---------- Source records ----------

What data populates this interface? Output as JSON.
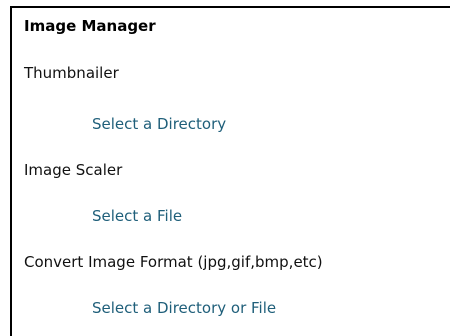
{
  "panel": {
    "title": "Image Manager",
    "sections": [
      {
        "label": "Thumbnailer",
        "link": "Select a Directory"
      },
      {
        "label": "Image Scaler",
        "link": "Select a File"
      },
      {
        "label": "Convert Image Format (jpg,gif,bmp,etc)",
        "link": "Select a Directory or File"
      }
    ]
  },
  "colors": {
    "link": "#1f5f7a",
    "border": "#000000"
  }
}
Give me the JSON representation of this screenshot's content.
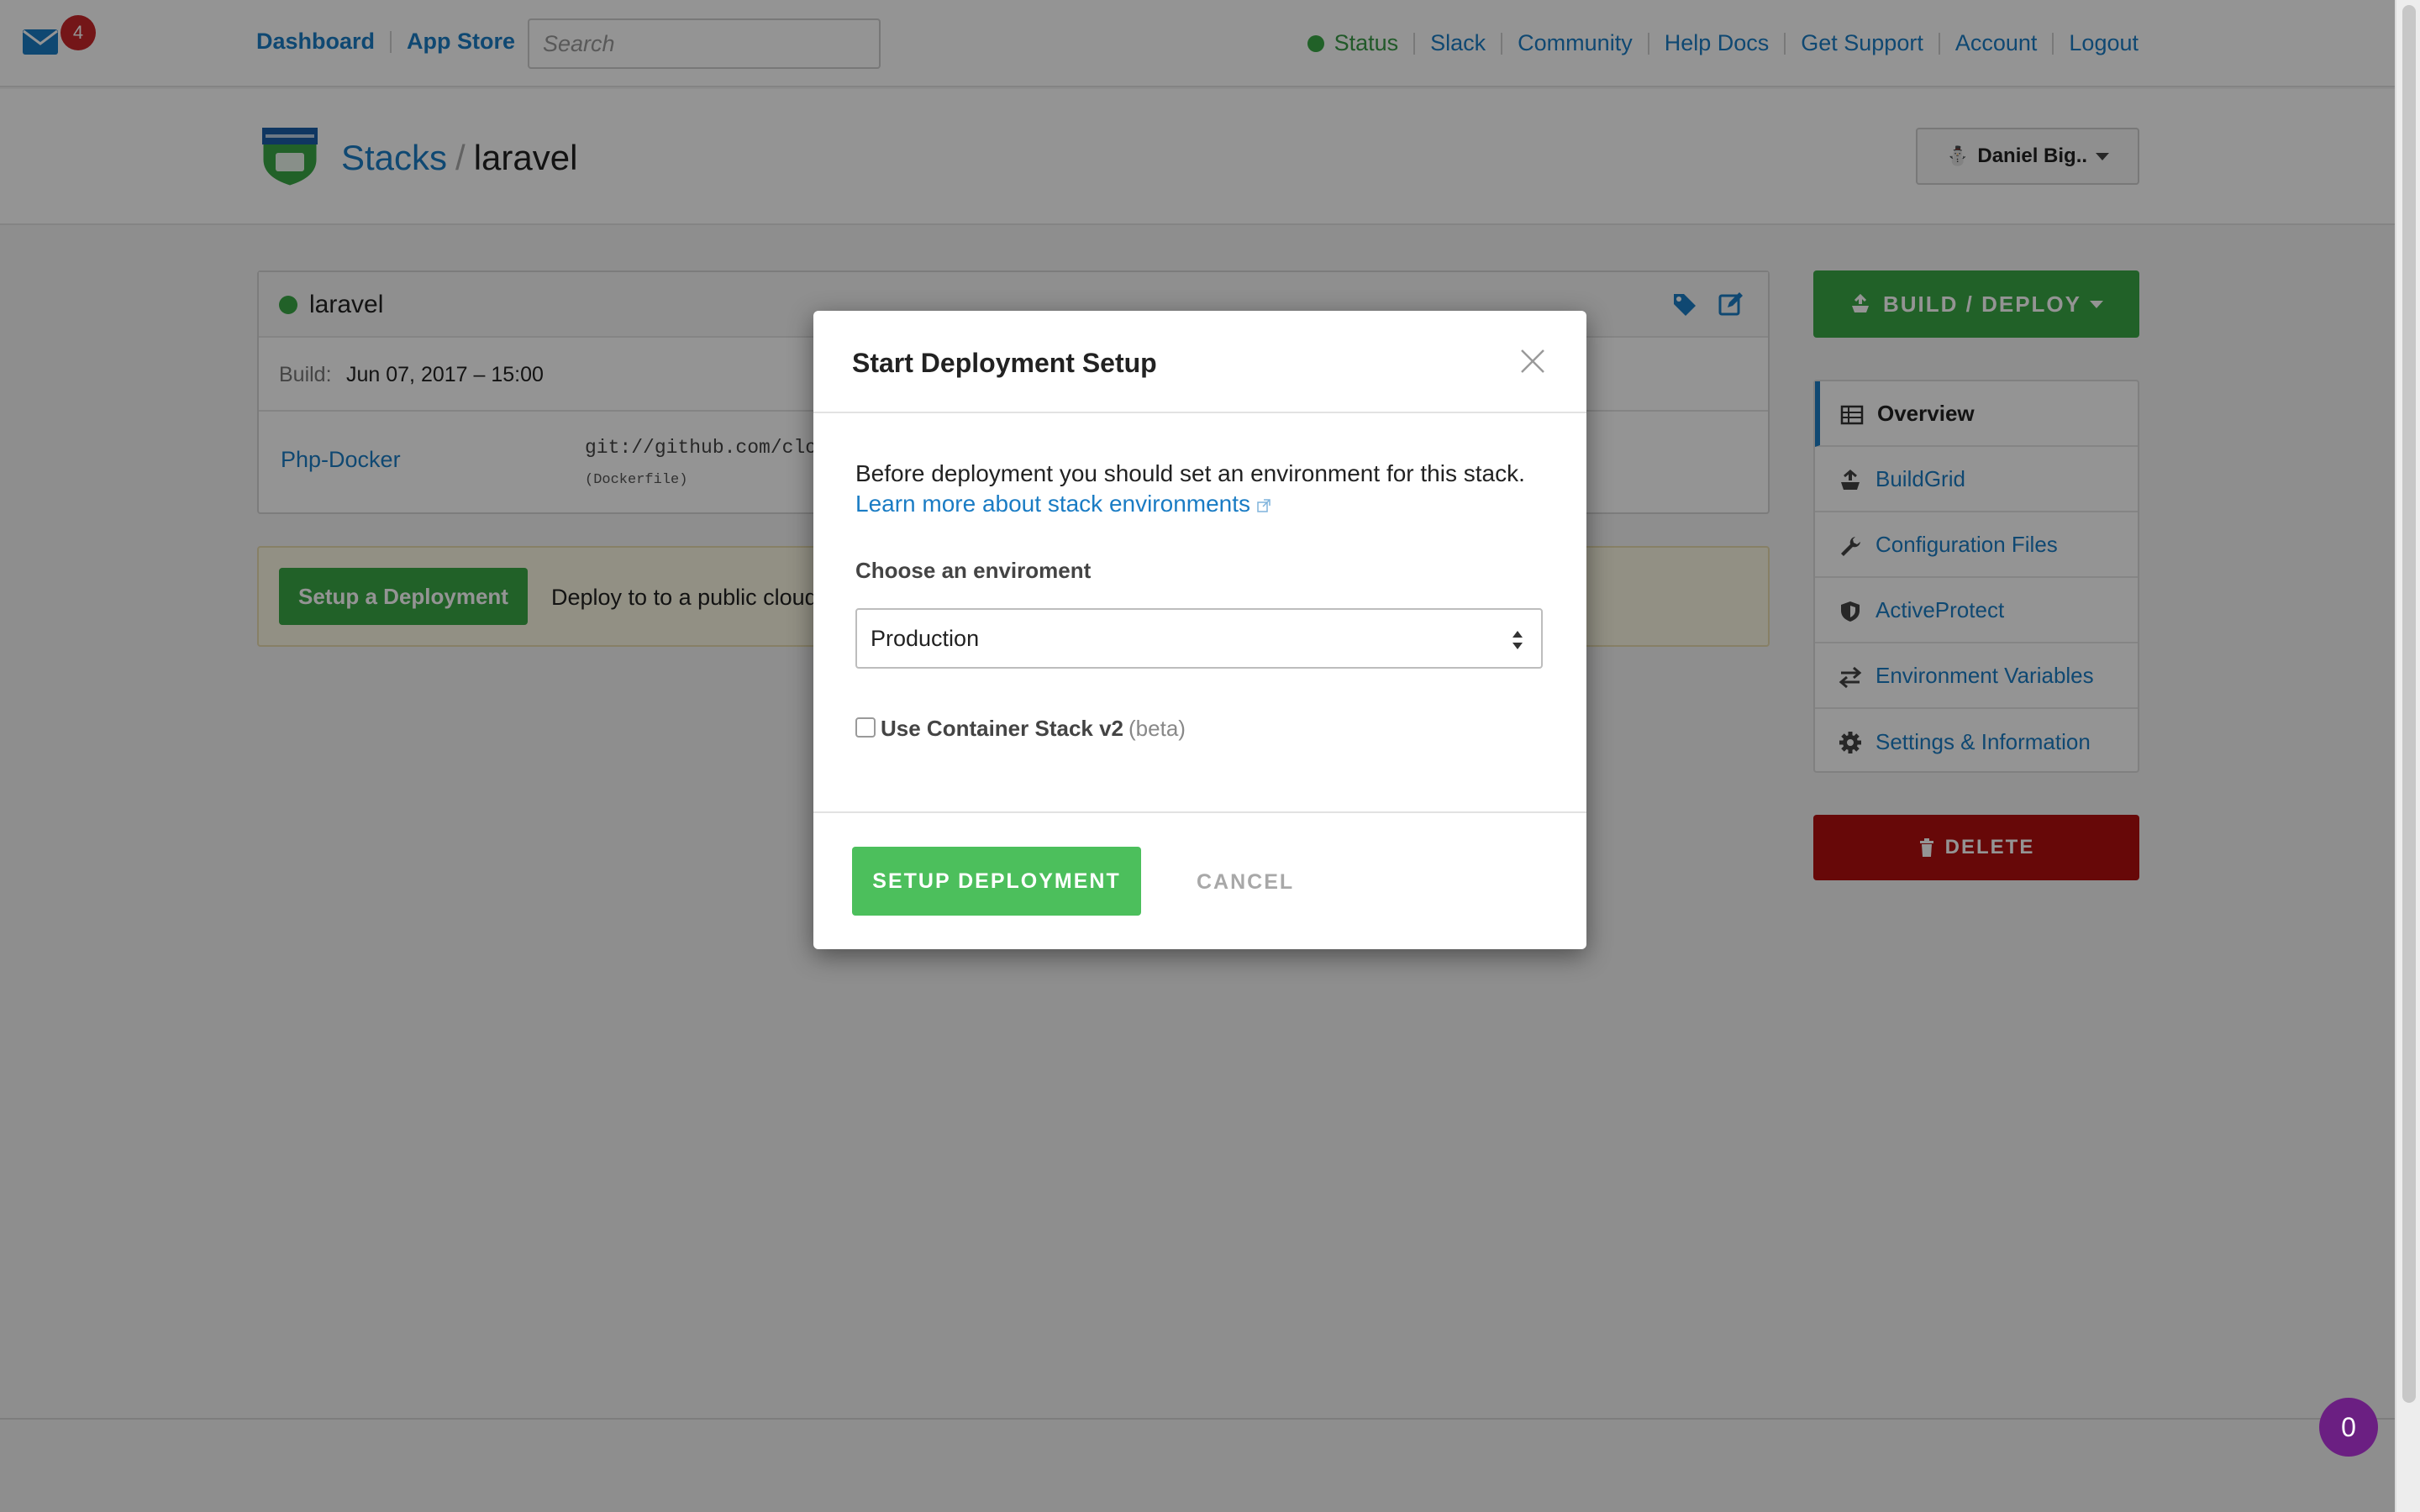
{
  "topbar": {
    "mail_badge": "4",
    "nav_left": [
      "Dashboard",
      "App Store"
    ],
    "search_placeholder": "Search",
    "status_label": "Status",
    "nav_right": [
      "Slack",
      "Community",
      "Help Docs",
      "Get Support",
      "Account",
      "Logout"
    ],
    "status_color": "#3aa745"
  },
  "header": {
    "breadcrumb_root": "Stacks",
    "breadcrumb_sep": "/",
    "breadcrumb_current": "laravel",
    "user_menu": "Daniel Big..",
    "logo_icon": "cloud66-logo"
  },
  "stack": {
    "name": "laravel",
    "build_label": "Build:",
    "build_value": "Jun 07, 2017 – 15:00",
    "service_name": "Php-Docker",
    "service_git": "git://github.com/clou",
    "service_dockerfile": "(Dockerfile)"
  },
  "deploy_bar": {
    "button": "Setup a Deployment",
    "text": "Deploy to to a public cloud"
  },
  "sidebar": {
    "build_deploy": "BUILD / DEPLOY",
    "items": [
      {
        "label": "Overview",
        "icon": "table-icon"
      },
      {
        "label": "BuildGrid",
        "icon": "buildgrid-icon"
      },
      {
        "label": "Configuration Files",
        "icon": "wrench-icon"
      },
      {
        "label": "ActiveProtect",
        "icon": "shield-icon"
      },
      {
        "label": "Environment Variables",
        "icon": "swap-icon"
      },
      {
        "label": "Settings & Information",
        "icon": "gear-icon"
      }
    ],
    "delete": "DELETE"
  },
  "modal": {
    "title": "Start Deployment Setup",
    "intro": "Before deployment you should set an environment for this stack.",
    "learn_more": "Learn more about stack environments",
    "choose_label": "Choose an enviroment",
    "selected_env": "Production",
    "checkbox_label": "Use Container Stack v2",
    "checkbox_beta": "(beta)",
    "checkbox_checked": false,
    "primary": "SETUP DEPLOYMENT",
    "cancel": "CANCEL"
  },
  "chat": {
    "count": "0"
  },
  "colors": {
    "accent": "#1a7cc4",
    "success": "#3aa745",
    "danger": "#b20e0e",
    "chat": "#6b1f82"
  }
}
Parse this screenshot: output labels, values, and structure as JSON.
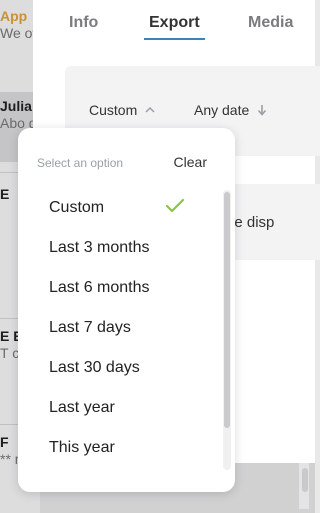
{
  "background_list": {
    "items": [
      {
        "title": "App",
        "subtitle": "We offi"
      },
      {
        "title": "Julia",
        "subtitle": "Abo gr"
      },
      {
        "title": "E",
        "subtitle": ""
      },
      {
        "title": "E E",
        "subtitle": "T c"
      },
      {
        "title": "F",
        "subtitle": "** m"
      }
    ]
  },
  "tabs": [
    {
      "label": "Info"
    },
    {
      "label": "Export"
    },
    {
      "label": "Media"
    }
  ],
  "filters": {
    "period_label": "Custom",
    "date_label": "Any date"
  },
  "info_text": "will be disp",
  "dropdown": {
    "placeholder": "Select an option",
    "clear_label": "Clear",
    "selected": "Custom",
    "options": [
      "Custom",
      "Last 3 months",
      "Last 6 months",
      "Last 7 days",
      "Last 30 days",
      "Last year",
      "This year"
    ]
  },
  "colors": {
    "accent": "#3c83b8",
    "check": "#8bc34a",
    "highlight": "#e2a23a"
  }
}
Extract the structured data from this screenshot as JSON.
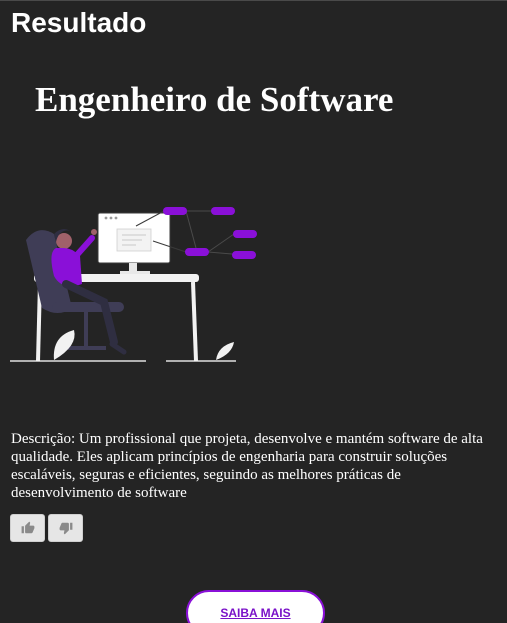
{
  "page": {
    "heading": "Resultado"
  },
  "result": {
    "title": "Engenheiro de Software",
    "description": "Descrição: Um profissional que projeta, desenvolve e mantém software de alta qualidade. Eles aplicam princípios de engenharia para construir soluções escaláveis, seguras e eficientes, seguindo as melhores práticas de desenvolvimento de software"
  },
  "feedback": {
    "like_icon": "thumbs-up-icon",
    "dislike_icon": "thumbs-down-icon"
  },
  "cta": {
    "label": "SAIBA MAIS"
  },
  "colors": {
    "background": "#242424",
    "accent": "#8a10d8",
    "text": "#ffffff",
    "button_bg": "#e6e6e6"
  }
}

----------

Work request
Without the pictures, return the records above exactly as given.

Final answer
What data populates this interface? Output as JSON.
{
  "panel": {
    "title": "Image Manager",
    "sections": [
      {
        "label": "Thumbnailer",
        "link": "Select a Directory"
      },
      {
        "label": "Image Scaler",
        "link": "Select a File"
      },
      {
        "label": "Convert Image Format (jpg,gif,bmp,etc)",
        "link": "Select a Directory or File"
      }
    ]
  },
  "colors": {
    "link": "#1f5f7a",
    "border": "#000000"
  }
}
Give me the JSON representation of this screenshot's content.
{
  "topbar": {
    "mail_badge": "4",
    "nav_left": [
      "Dashboard",
      "App Store"
    ],
    "search_placeholder": "Search",
    "status_label": "Status",
    "nav_right": [
      "Slack",
      "Community",
      "Help Docs",
      "Get Support",
      "Account",
      "Logout"
    ],
    "status_color": "#3aa745"
  },
  "header": {
    "breadcrumb_root": "Stacks",
    "breadcrumb_sep": "/",
    "breadcrumb_current": "laravel",
    "user_menu": "Daniel Big..",
    "logo_icon": "cloud66-logo"
  },
  "stack": {
    "name": "laravel",
    "build_label": "Build:",
    "build_value": "Jun 07, 2017 – 15:00",
    "service_name": "Php-Docker",
    "service_git": "git://github.com/clou",
    "service_dockerfile": "(Dockerfile)"
  },
  "deploy_bar": {
    "button": "Setup a Deployment",
    "text": "Deploy to to a public cloud"
  },
  "sidebar": {
    "build_deploy": "BUILD / DEPLOY",
    "items": [
      {
        "label": "Overview",
        "icon": "table-icon"
      },
      {
        "label": "BuildGrid",
        "icon": "buildgrid-icon"
      },
      {
        "label": "Configuration Files",
        "icon": "wrench-icon"
      },
      {
        "label": "ActiveProtect",
        "icon": "shield-icon"
      },
      {
        "label": "Environment Variables",
        "icon": "swap-icon"
      },
      {
        "label": "Settings & Information",
        "icon": "gear-icon"
      }
    ],
    "delete": "DELETE"
  },
  "modal": {
    "title": "Start Deployment Setup",
    "intro": "Before deployment you should set an environment for this stack.",
    "learn_more": "Learn more about stack environments",
    "choose_label": "Choose an enviroment",
    "selected_env": "Production",
    "checkbox_label": "Use Container Stack v2",
    "checkbox_beta": "(beta)",
    "checkbox_checked": false,
    "primary": "SETUP DEPLOYMENT",
    "cancel": "CANCEL"
  },
  "chat": {
    "count": "0"
  },
  "colors": {
    "accent": "#1a7cc4",
    "success": "#3aa745",
    "danger": "#b20e0e",
    "chat": "#6b1f82"
  }
}
Parse this screenshot: output labels, values, and structure as JSON.
{
  "background_list": {
    "items": [
      {
        "title": "App",
        "subtitle": "We offi"
      },
      {
        "title": "Julia",
        "subtitle": "Abo gr"
      },
      {
        "title": "E",
        "subtitle": ""
      },
      {
        "title": "E E",
        "subtitle": "T c"
      },
      {
        "title": "F",
        "subtitle": "** m"
      }
    ]
  },
  "tabs": [
    {
      "label": "Info"
    },
    {
      "label": "Export"
    },
    {
      "label": "Media"
    }
  ],
  "filters": {
    "period_label": "Custom",
    "date_label": "Any date"
  },
  "info_text": "will be disp",
  "dropdown": {
    "placeholder": "Select an option",
    "clear_label": "Clear",
    "selected": "Custom",
    "options": [
      "Custom",
      "Last 3 months",
      "Last 6 months",
      "Last 7 days",
      "Last 30 days",
      "Last year",
      "This year"
    ]
  },
  "colors": {
    "accent": "#3c83b8",
    "check": "#8bc34a",
    "highlight": "#e2a23a"
  }
}
Extract the structured data from this screenshot as JSON.
{
  "page": {
    "heading": "Resultado"
  },
  "result": {
    "title": "Engenheiro de Software",
    "description": "Descrição: Um profissional que projeta, desenvolve e mantém software de alta qualidade. Eles aplicam princípios de engenharia para construir soluções escaláveis, seguras e eficientes, seguindo as melhores práticas de desenvolvimento de software"
  },
  "feedback": {
    "like_icon": "thumbs-up-icon",
    "dislike_icon": "thumbs-down-icon"
  },
  "cta": {
    "label": "SAIBA MAIS"
  },
  "colors": {
    "background": "#242424",
    "accent": "#8a10d8",
    "text": "#ffffff",
    "button_bg": "#e6e6e6"
  }
}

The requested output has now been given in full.